Skip to main content

Tips to make XML-RPC debugging easier

Senior Developer
Mar 05, 2009

In the past few days, I wrote a frontend for an XML-RPC service (I needed both the server and the client part). That was my first meeting with XML-RPC, so I had to debug a lot. However, since I'm pretty familiar with UNIX systems, I found some tools and techniques, which helped me a lot. I wanted to see every bit which goes in and out, to completely understand the process.

1.) netcat
This is a very small but powerful little tool. It can work both client and server mode. In server mode, it outputs every traffic to stdout, in client mode, you can 'talk' with the server from stdin (and you can also use the redirection operators).
The usage is pretty easy:
client mode:
$ netcat hostname port
server mode:
$ netcat -l -p port hostname
It is a real swiss army knife to debug clients and servers.

2.) curl
If you have to work with HTTP POST, then you may find the netcat a bit unconfortable. With curl, it is very easy to perform advanced HTTP operations (such as authenticating), without typing HTTP headers.
I found it pretty useful in posting data to my Drupal XML-RPC server. The trick is easy:

  1. save the post content to a text file
  2. $ curl -d @filename http://localhost/~myusername/mydevdrupalsite/xmlrpc.php

Note, that you can also perform FTP operations with curl. See curl --help.

3.) wireshark
If nothing else helps, the wireshark will help you. It can monitor all network traffic, so make sure that you set at least the "http" filter before you start capturing :) With wireshark, you can see what is going on between the remote server and your machine. It is very useful to look into the raw datastream.

4.) watchdog and var_export
Since the XML-RPC server doesn't display HTML, you can't use var_dump, dprint_r or drupal_set_message to display variables, because if you mess up the strict XML layout, everything can go wrong. In this situation, the watchdog combined with var_export is invaluable. It is very easy to use:

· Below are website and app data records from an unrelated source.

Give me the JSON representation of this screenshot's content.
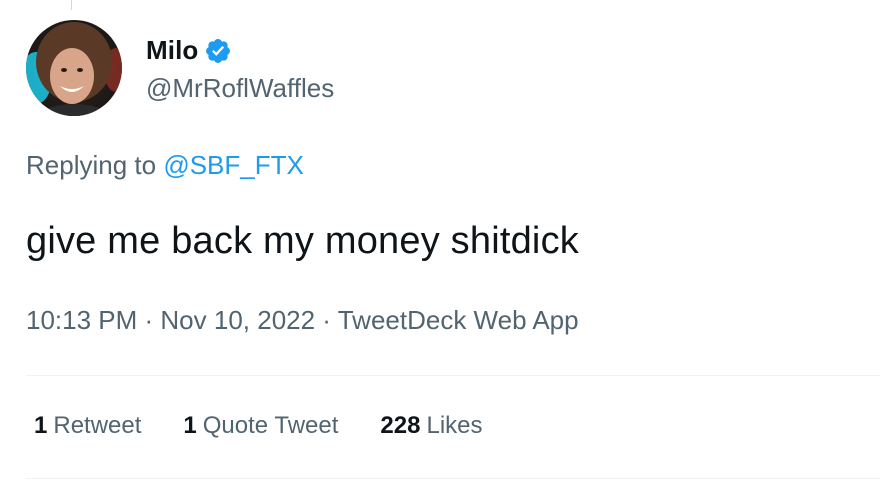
{
  "user": {
    "display_name": "Milo",
    "handle": "@MrRoflWaffles",
    "verified": true,
    "verified_color": "#1d9bf0"
  },
  "reply": {
    "prefix": "Replying to ",
    "mention": "@SBF_FTX"
  },
  "tweet": {
    "text": "give me back my money shitdick"
  },
  "meta": {
    "time": "10:13 PM",
    "separator1": " · ",
    "date": "Nov 10, 2022",
    "separator2": " · ",
    "source": "TweetDeck Web App"
  },
  "stats": {
    "retweets_count": "1",
    "retweets_label": "Retweet",
    "quotes_count": "1",
    "quotes_label": "Quote Tweet",
    "likes_count": "228",
    "likes_label": "Likes"
  },
  "colors": {
    "link": "#1d9bf0",
    "secondary_text": "#536471",
    "primary_text": "#0f1419"
  }
}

' . var_export($my_var, true) . '


5.) ssh portforward
Because my machine is behind multiple level NAT's, the remote server couldn't send an XML-RPC method call to my Drupal installation. I deployed my Drupal dev site to our test server, and I was in such a fortunate situation that the paths on the test server and on my local macine was exactly the same (absolute path: /home/yorirou/public_html/mydevdrupalsite/, url: /~yorirou/mydevdrupalsite). I was lazy, I didn't want to synchronize the two database. I ran svn checkout on the test server, and the magic:
$ ssh -2 -C -f -N -R 3333:localhost:3306 our.test.server
With a little tweaking in the settings.php, I could use the same database on the test server and on my dev machine.
Note: to make the SSH tunneling work there are two thing what you have to check in your my.cnf:

  1. under the [mysqld] section, this line must be present:
    bind-address =
  2. make sure that the "skip-networking" option is commented out

If you had to change the my.cnf, don't forget to restart your mysql server.

These are the techniques what I developed in the past few days. Do you know anything else what can make it easier to debug the XML-RPC communication? Feel free to post a comment.

Tamás is responsible for the development and design of custom Drupal modules and back-end solutions. He's a self-taught programmer, with his main focus on Drupal, Go and iOS development. Besides programming languages, he's interested in distributed computing, computer graphics, image processing and security. He has a couple of contributed modules on, and he completed the Summer of Code at Drupal in 2010 and 2011. His bigger projects at Pronovix include participating in Drupal Gardens development, helping to create sites for Warner Music Group, Pfizer and Florida Hospitals. He did performance optimizations on Qatarliving. He's one of the main contributors to the Brightcove module used by large Drupal sites worldwide.


Articles on devportals, DX and API docs, event recaps, webinars, and more. Sign up to be up to date with the latest trends and best practices.